BEGIN Input data

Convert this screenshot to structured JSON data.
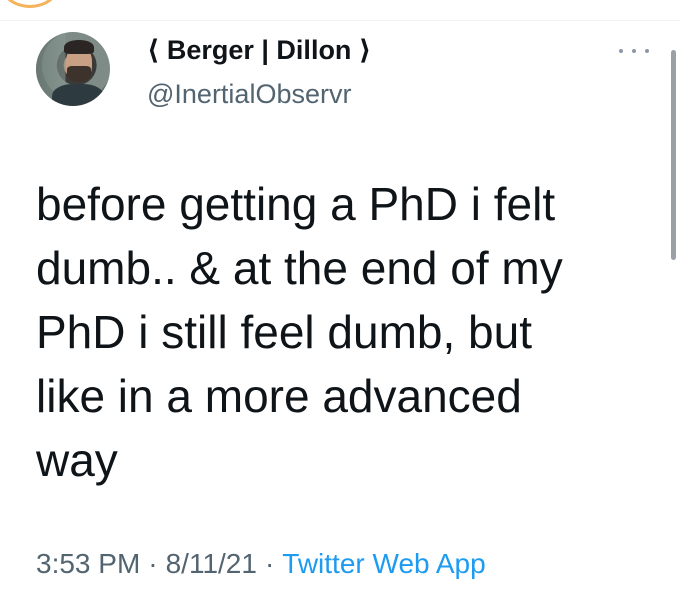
{
  "tweet": {
    "display_name": "⟨ Berger | Dillon ⟩",
    "handle": "@InertialObservr",
    "text": "before getting a PhD i felt\ndumb.. & at the end of my\nPhD i still feel dumb, but\nlike in a more advanced\nway",
    "time": "3:53 PM",
    "date": "8/11/21",
    "source": "Twitter Web App",
    "separator": "·"
  },
  "icons": {
    "more": "more-horizontal-icon",
    "avatar": "profile-photo"
  },
  "colors": {
    "text": "#0f1419",
    "secondary": "#536471",
    "link": "#1d9bf0"
  }
}
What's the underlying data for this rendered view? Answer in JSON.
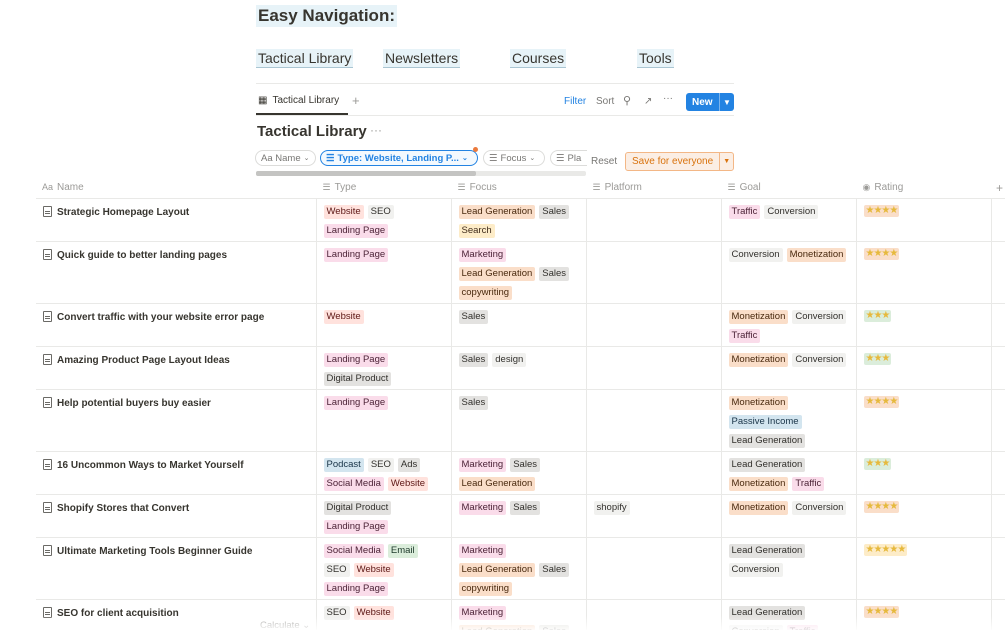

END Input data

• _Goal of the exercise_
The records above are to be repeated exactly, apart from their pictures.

• _The completed task_
Convert this screenshot to structured JSON data.
{
  "tweet": {
    "display_name": "⟨ Berger | Dillon ⟩",
    "handle": "@InertialObservr",
    "text": "before getting a PhD i felt\ndumb.. & at the end of my\nPhD i still feel dumb, but\nlike in a more advanced\nway",
    "time": "3:53 PM",
    "date": "8/11/21",
    "source": "Twitter Web App",
    "separator": "·"
  },
  "icons": {
    "more": "more-horizontal-icon",
    "avatar": "profile-photo"
  },
  "colors": {
    "text": "#0f1419",
    "secondary": "#536471",
    "link": "#1d9bf0"
  }
}
What's the underlying data for this rendered view? Answer in JSON.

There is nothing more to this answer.